Pancreatitis can be very painful and can lead to serious health complications if not treated promptly.

Allergies are also a common problem in Golden Retrievers.

Many dogs are allergic to certain ingredients in their food, such as corn or wheat. Allergies can cause several symptoms, including itchiness, excessive scratching, and hair loss.


How much should I feed my Golden Retriever?

A Golden Retriever should be eating about two and a half cups of food per day. This can be split into two meals or one large meal (although your dog might start begging for more food before its next mealtime!).

If you are feeding your Golden Retriever twice a day, then each meal should be about one and a quarter cups of food. If you are feeding your Golden Retriever once a day, then the meal should be about two and a half cups of food. These amounts can vary depending on the food brand, and the age, activity level, and weight of your Golden Retriever.

What are the best foods for Golden Retrievers?

Goldies need a diet that is rich in protein and fat to help them maintain their energy levels and muscle mass.

Some of the best food options for Golden Retrievers include raw meat, fish, eggs, and vegetables.

Can I give my Golden Retriever table scraps?

Sure, you can give your Golden Retriever table scraps now and then, but you shouldn’t make a habit of it. Human foods can sometimes be unhealthy for dogs and can even lead to obesity. If you do give your dog table scraps, make sure they’re small and lean, and avoid giving them bones or fatty foods. 

What are some common feeding problems with Golden Retrievers?

Golden Retrievers are prone to a few different types of feeding problems. One common issue is that they tend to eat too fast, which can lead to bloating and other digestive issues.

Another common problem is that they often beg for food, which can lead to obesity if they’re not properly monitored. As noted above, feeding table scraps can also become problematic and result in both begging and obesity too.

How many times a day should a Golden Retriever eat?

An adult Golden Retriever should eat twice daily (on average). The amount of food will depend on the size, age, brand of food, and activity level of your dog.

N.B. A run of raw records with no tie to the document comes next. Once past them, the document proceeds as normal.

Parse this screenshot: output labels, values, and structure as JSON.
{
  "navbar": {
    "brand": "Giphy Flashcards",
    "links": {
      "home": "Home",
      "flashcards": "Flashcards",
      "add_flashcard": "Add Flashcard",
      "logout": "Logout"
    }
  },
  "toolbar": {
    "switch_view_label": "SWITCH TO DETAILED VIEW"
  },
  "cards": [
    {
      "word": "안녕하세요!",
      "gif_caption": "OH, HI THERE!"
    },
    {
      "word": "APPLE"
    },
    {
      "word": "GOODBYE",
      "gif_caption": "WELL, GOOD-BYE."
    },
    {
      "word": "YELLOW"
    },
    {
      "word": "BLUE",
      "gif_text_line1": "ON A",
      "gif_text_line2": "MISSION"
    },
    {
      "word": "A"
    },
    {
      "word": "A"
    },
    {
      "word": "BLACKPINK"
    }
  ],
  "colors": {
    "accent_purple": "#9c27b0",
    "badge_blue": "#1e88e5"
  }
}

Is 2 cups of food enough for a Golden Retriever?

This will depend on their age, activity level, and weight. It also depends on the food brand and its feeding guidelines. Most adult Goldens will need a bit more than this, around 2.5 cups of food daily. Remember, they’re a pretty large and energetic breed! 

Final Thoughts

As a general rule, Golden Retrievers should be fed twice a day. However, the amount of food they need will vary depending on their age, activity level (active dogs/non-active dogs), and overall health. Do your homework about your dog’s food allergies so you feed your Golden the best dog foods.

This feeding information is a helpful guide to ensure that your Retriever is getting the right amount of food for their individual needs.

Remember a Golden Retriever puppy feeding chart is completely different from adult and senior Golden Retriever feeding charts.

Knowing how to feed your Golden and what dog foods to get is an important step to a happy life for you and your dog.

Golden Retrievers make wonderful family pets, but you must make sure they have a nutritious diet, so they maintain a healthy weight. A Golden Retriever’s diet can consist of a raw diet, a home-cooked diet/homemade food, store-bought food such as dry food, and more.